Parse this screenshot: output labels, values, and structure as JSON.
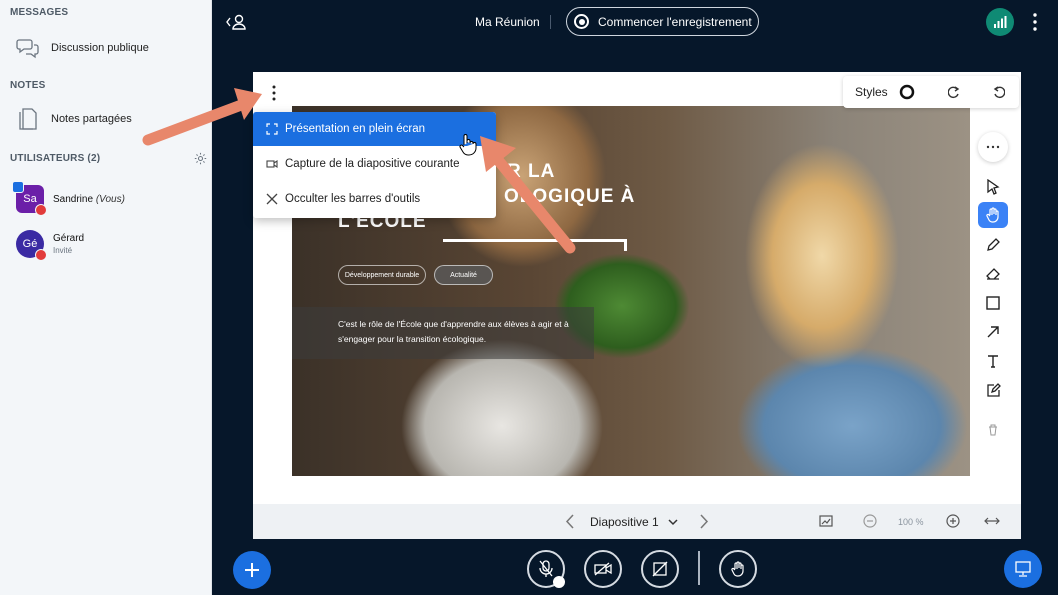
{
  "sidebar": {
    "messages_title": "MESSAGES",
    "public_chat_label": "Discussion publique",
    "notes_title": "NOTES",
    "shared_notes_label": "Notes partagées",
    "users_title": "UTILISATEURS (2)",
    "users": [
      {
        "initials": "Sa",
        "name": "Sandrine",
        "suffix": "(Vous)",
        "role": "",
        "color": "#6b1fa8"
      },
      {
        "initials": "Gé",
        "name": "Gérard",
        "suffix": "",
        "role": "Invité",
        "color": "#3a2aa3"
      }
    ]
  },
  "topbar": {
    "meeting_title": "Ma Réunion",
    "record_label": "Commencer l'enregistrement"
  },
  "presentation": {
    "styles_label": "Styles",
    "slide_title_line1": "R LA",
    "slide_title_line2": "OLOGIQUE À",
    "slide_title_line3": "L'ÉCOLE",
    "tag1": "Développement durable",
    "tag2": "Actualité",
    "slide_desc_line1": "C'est le rôle de l'École que d'apprendre aux élèves à agir et à",
    "slide_desc_line2": "s'engager pour la transition écologique.",
    "slide_label": "Diapositive 1",
    "zoom": "100 %"
  },
  "menu": {
    "items": [
      {
        "label": "Présentation en plein écran",
        "icon": "fullscreen-icon"
      },
      {
        "label": "Capture de la diapositive courante",
        "icon": "camera-icon"
      },
      {
        "label": "Occulter les barres d'outils",
        "icon": "close-icon"
      }
    ]
  },
  "colors": {
    "accent": "#1b6fe0",
    "background": "#06172a",
    "annotation_arrow": "#e8876b"
  }
}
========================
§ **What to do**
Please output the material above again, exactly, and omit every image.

§ **Expected output**
Parse this screenshot: output labels, values, and structure as JSON.
{
  "sidebar": {
    "messages_title": "MESSAGES",
    "public_chat_label": "Discussion publique",
    "notes_title": "NOTES",
    "shared_notes_label": "Notes partagées",
    "users_title": "UTILISATEURS (2)",
    "users": [
      {
        "initials": "Sa",
        "name": "Sandrine",
        "suffix": "(Vous)",
        "role": "",
        "color": "#6b1fa8"
      },
      {
        "initials": "Gé",
        "name": "Gérard",
        "suffix": "",
        "role": "Invité",
        "color": "#3a2aa3"
      }
    ]
  },
  "topbar": {
    "meeting_title": "Ma Réunion",
    "record_label": "Commencer l'enregistrement"
  },
  "presentation": {
    "styles_label": "Styles",
    "slide_title_line1": "R LA",
    "slide_title_line2": "OLOGIQUE À",
    "slide_title_line3": "L'ÉCOLE",
    "tag1": "Développement durable",
    "tag2": "Actualité",
    "slide_desc_line1": "C'est le rôle de l'École que d'apprendre aux élèves à agir et à",
    "slide_desc_line2": "s'engager pour la transition écologique.",
    "slide_label": "Diapositive 1",
    "zoom": "100 %"
  },
  "menu": {
    "items": [
      {
        "label": "Présentation en plein écran",
        "icon": "fullscreen-icon"
      },
      {
        "label": "Capture de la diapositive courante",
        "icon": "camera-icon"
      },
      {
        "label": "Occulter les barres d'outils",
        "icon": "close-icon"
      }
    ]
  },
  "colors": {
    "accent": "#1b6fe0",
    "background": "#06172a",
    "annotation_arrow": "#e8876b"
  }
}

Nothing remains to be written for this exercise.